But that's not where this ends. One movie and one presidential hurrah can do a lot to spur a movement, but it needs follow through. Like this article in the Woodland Daily Democrat from March 15th, 1916:
MAY MARSH, ONE OF "THE CLANSMAN" STARSIn spite of the fact that more than 200,000 people have witnessed the marvelous reproduction of Thomas Dixon's famous novel, "The Clansman", continued to pack Clune's Auditorium theater. In Los Angeles at almost every performance of its last week there.
And in New York and Boston, "The Clansman" has proven to be fully as popular; while from all directions come requests from theatrical managers that they be allowed to play "The Clansman" in their city.
Dealing as it does, with the most important question before the American people today, the race problem, and dealing with it in so delicate a manner as to cause no bitterness, is it so surprising that the American people, always patriotic, should be in sympathy with "The Clansman"?

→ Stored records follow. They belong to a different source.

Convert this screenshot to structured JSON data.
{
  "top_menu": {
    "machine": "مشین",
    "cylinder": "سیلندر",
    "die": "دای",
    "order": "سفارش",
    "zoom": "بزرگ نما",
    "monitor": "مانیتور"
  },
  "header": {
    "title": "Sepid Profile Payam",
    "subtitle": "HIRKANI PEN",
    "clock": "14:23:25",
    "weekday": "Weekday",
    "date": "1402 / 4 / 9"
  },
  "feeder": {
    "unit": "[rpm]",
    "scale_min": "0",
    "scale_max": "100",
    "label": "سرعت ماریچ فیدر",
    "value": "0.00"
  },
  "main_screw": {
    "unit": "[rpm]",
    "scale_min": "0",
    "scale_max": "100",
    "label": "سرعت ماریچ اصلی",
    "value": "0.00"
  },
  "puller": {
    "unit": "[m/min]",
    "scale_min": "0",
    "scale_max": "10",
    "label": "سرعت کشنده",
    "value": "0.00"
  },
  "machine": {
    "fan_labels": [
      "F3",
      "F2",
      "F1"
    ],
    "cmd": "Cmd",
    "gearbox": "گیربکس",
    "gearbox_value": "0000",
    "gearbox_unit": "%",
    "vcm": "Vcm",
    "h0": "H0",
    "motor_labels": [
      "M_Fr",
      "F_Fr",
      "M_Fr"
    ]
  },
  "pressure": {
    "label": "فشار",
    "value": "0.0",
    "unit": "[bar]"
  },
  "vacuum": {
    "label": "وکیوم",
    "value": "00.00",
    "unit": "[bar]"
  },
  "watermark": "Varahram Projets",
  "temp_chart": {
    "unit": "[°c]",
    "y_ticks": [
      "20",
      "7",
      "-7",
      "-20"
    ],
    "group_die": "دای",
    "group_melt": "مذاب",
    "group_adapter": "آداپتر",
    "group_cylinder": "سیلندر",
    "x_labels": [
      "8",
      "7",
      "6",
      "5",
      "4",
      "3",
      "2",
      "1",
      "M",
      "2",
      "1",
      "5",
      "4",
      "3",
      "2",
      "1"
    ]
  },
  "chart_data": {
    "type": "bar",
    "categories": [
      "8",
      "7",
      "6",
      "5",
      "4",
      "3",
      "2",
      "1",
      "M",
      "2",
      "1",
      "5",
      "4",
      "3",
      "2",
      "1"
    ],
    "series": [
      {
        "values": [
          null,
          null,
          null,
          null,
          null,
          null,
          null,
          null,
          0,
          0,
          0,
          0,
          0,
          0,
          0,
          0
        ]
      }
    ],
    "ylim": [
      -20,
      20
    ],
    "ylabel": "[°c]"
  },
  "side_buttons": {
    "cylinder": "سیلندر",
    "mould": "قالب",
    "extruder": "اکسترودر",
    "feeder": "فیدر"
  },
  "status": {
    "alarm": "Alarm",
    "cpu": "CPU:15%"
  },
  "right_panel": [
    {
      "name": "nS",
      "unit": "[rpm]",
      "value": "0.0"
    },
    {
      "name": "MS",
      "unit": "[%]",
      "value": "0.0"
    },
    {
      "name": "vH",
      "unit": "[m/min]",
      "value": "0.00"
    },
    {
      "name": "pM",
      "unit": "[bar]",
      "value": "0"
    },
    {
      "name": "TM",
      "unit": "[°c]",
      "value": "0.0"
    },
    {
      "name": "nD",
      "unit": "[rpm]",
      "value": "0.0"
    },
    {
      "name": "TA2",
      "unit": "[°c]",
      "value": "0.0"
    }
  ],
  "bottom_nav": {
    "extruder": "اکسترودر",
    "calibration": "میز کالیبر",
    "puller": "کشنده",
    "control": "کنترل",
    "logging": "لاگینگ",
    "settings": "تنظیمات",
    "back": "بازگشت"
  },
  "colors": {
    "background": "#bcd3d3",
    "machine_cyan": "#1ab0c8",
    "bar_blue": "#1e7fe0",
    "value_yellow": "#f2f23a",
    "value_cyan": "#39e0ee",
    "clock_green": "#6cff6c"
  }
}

Portraying as has never been done before, the great work President Lincoln had mapped out for himself; the work he would certainly have brought to a successful and happy conclusion had he lived, "The Clansman" is of great value from every standpoint, but particularly of historical value. Students of history will gain much from it, and be prepared for more, for "The Clansman" is but foretelling the great future of the motion picture. Every great critical event in the world's history can be brought much more forcibly to the student's mind, if portrayed by motion pictures in an intelligent manner.
Tonight and Thursday evening "The Clansman" will appear again at the Strand theater, and if the pioneer of the photo drama meets with such overwhelming success, what about those to follow?

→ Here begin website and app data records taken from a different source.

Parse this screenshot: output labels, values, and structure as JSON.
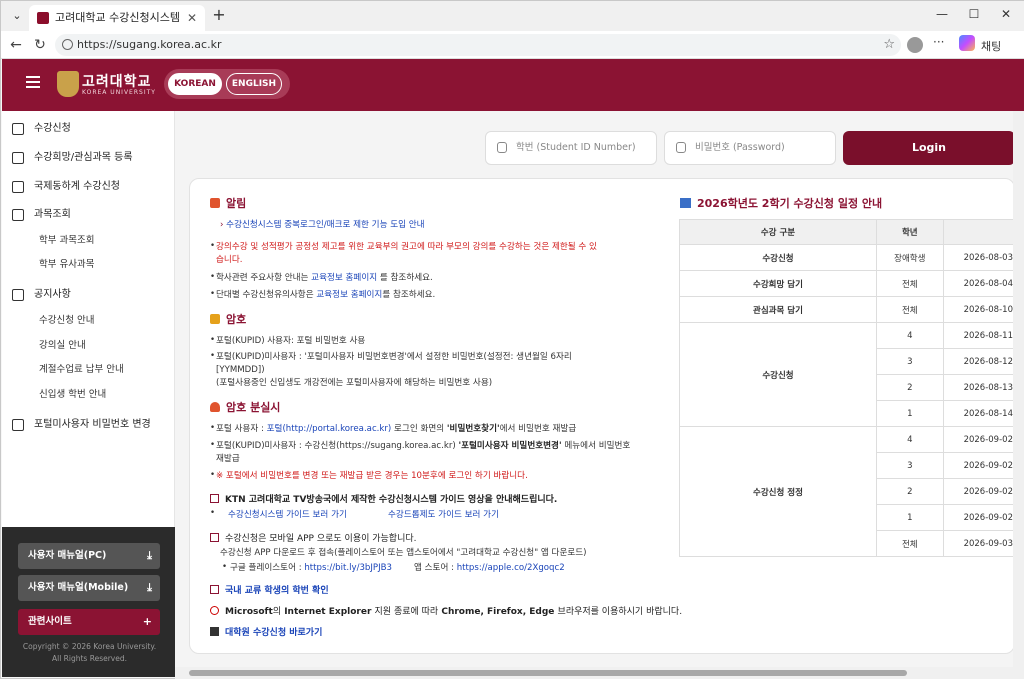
{
  "browser": {
    "tab_title": "고려대학교 수강신청시스템",
    "url": "https://sugang.korea.ac.kr",
    "profile_label": "채팅",
    "win_min": "—",
    "win_max": "☐",
    "win_close": "✕",
    "tab_close": "✕",
    "new_tab": "+",
    "more": "···",
    "star": "☆"
  },
  "header": {
    "logo_text": "고려대학교",
    "logo_sub": "KOREA UNIVERSITY",
    "lang_korean": "KOREAN",
    "lang_english": "ENGLISH",
    "brand_color": "#8b1333"
  },
  "sidebar": {
    "items": [
      {
        "label": "수강신청",
        "icon": "edit-icon"
      },
      {
        "label": "수강희망/관심과목 등록",
        "icon": "cart-icon"
      },
      {
        "label": "국제동하계 수강신청",
        "icon": "edit-icon"
      },
      {
        "label": "과목조회",
        "icon": "search-doc-icon"
      },
      {
        "label": "공지사항",
        "icon": "megaphone-icon"
      },
      {
        "label": "포털미사용자 비밀번호 변경",
        "icon": "lock-icon"
      }
    ],
    "sub_course": [
      "학부 과목조회",
      "학부 유사과목"
    ],
    "sub_notice": [
      "수강신청 안내",
      "강의실 안내",
      "계절수업료 납부 안내",
      "신입생 학번 안내"
    ],
    "btn_manual_pc": "사용자 매뉴얼(PC)",
    "btn_manual_mobile": "사용자 매뉴얼(Mobile)",
    "btn_related": "관련사이트",
    "download_glyph": "⤓",
    "plus_glyph": "+",
    "copyright1": "Copyright © 2026 Korea University.",
    "copyright2": "All Rights Reserved."
  },
  "login": {
    "id_placeholder": "학번 (Student ID Number)",
    "pw_placeholder": "비밀번호 (Password)",
    "button": "Login"
  },
  "notice": {
    "alert_title": "알림",
    "alert_link": "수강신청시스템 중복로그인/매크로 제한 기능 도입 안내",
    "alert_red1": "강의수강 및 성적평가 공정성 제고를 위한 교육부의 권고에 따라 부모의 강의를 수강하는 것은 제한될 수 있",
    "alert_red2": "습니다.",
    "alert_l3a": "학사관련 주요사항 안내는",
    "alert_l3b": "교육정보 홈페이지",
    "alert_l3c": "를 참조하세요.",
    "alert_l4a": "단대별 수강신청유의사항은",
    "alert_l4b": "교육정보 홈페이지",
    "alert_l4c": "를 참조하세요.",
    "pw_title": "암호",
    "pw_l1": "포털(KUPID) 사용자: 포털 비밀번호 사용",
    "pw_l2a": "포털(KUPID)미사용자 : '포털미사용자 비밀번호변경'에서 설정한 비밀번호(설정전: 생년월일 6자리",
    "pw_l2b": "[YYMMDD])",
    "pw_l3": "(포털사용중인 신입생도 개강전에는 포털미사용자에 해당하는 비밀번호 사용)",
    "lost_title": "암호 분실시",
    "lost_l1a": "포털 사용자 :",
    "lost_l1b": "포털(http://portal.korea.ac.kr)",
    "lost_l1c": "로그인 화면의",
    "lost_l1d": "'비밀번호찾기'",
    "lost_l1e": "에서 비밀번호 재발급",
    "lost_l2a": "포털(KUPID)미사용자 : 수강신청(https://sugang.korea.ac.kr)",
    "lost_l2b": "'포털미사용자 비밀번호변경'",
    "lost_l2c": "메뉴에서 비밀번호",
    "lost_l2d": "재발급",
    "lost_red": "※ 포털에서 비밀번호를 변경 또는 재발급 받은 경우는 10분후에 로그인 하기 바랍니다.",
    "ktn": "KTN 고려대학교 TV방송국에서 제작한 수강신청시스템 가이드 영상을 안내해드립니다.",
    "ktn_link1": "수강신청시스템 가이드 보러 가기",
    "ktn_link2": "수강드롭제도 가이드 보러 가기",
    "app_title": "수강신청은 모바일 APP 으로도 이용이 가능합니다.",
    "app_l1": "수강신청 APP 다운로드 후 접속(플레이스토어 또는 앱스토어에서 \"고려대학교 수강신청\" 앱 다운로드)",
    "app_l2a": "구글 플레이스토어 :",
    "app_l2b": "https://bit.ly/3bJPJB3",
    "app_l2c": "앱 스토어 :",
    "app_l2d": "https://apple.co/2Xgoqc2",
    "exchange": "국내 교류 학생의 학번 확인",
    "ie_a": "Microsoft",
    "ie_b": "의",
    "ie_c": "Internet Explorer",
    "ie_d": "지원 종료에 따라",
    "ie_e": "Chrome, Firefox, Edge",
    "ie_f": "브라우저를 이용하시기 바랍니다.",
    "grad": "대학원 수강신청 바로가기"
  },
  "schedule": {
    "title": "2026학년도 2학기 수강신청 일정 안내",
    "headers": [
      "수강 구분",
      "학년",
      ""
    ],
    "rows": [
      {
        "group": "수강신청",
        "span": 1,
        "grade": "장애학생",
        "date": "2026-08-03"
      },
      {
        "group": "수강희망 담기",
        "span": 1,
        "grade": "전체",
        "date": "2026-08-04"
      },
      {
        "group": "관심과목 담기",
        "span": 1,
        "grade": "전체",
        "date": "2026-08-10"
      },
      {
        "group": "수강신청",
        "span": 4,
        "grade": "4",
        "date": "2026-08-11"
      },
      {
        "group": "",
        "span": 0,
        "grade": "3",
        "date": "2026-08-12"
      },
      {
        "group": "",
        "span": 0,
        "grade": "2",
        "date": "2026-08-13"
      },
      {
        "group": "",
        "span": 0,
        "grade": "1",
        "date": "2026-08-14"
      },
      {
        "group": "수강신청 정정",
        "span": 5,
        "grade": "4",
        "date": "2026-09-02"
      },
      {
        "group": "",
        "span": 0,
        "grade": "3",
        "date": "2026-09-02"
      },
      {
        "group": "",
        "span": 0,
        "grade": "2",
        "date": "2026-09-02"
      },
      {
        "group": "",
        "span": 0,
        "grade": "1",
        "date": "2026-09-02"
      },
      {
        "group": "",
        "span": 0,
        "grade": "전체",
        "date": "2026-09-03"
      }
    ]
  }
}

This turns my stomach. As this racist movie was out there poisoning people's minds, the media was right there to help it along. And as this news article makes clear, it wasn't just "racist southerners". That's what modern progressives would have you believe about racism in America. Interestingly enough, both of these lauding articles come out of California. The Berkeley Daily Gazette from May 10th, 1915:(I've copied about half of the article below)
GRIFFITH'S FILM MASTERPIECE 'THE CLANSMAN', AT MACDONOUGHD.W. Griffith's latest achievement, "The Clansman, or the Birth of a Nation," in twelve reels is the attraction at the Macdonough theater for twenty-one days, beginning today with a matinee every day.
The film is based on the famous novel by Thomas Dixon Jr., but it deals more broadly on its historical side with the life of the American nation than does the play or book. "The Clansman, or the Birth of a Nation," is declared to be the greatest and most spectacular motion picture ever produced. It cost $500,000 to produce and seven months were consumed in staging it.
"The Clansman" represents the very acme of art and realism in motion pictures. It includes the most spectacular battle ever staged. In the battle scenes are shown 25,000 soldiers in action, including infantry, artillery, and cavalry.
The night battle scenes represent the greatest feat in photography in the history of motion pictures. The burning of the entire city of Atlanta at night is graphically shown in the picture.
The Famous Raids of the Ku Klux Klan, with thousands of these white-hooded riders in action are shown. Lee's surrender to Grant and Sherman's historical march from Atlanta to the sea are also graphically depicted.
The assassination of President Lincoln by Wilkes Booth is one of the principal features. R.A.Walsh, who has the role of Wilkes Booth, repeated the assassination scene twenty-six times before it was done to the satisfaction of Griffith.
The interior of the historical Ford's opera house at Washington, D.C., where the assassination took place, is the most gorgeous theater scene ever put on. It is an exact replica of the playhouse, including stage, orchestra pie, furnishings and all other equipment of the historical playhouse.
Historically and technically, "The Clansman" is declared to be perfect. A well-known professor of history in one of the California colleges worked three months in securing historical data for "The Clansman."
This is no different than what we see today. The colleges, hollywood, and politicians are out there pushing all of this rot, and the media's right there to put a shiny smiling face on it.
The rise of the KKK in 1915 doesn't surprise me one bit.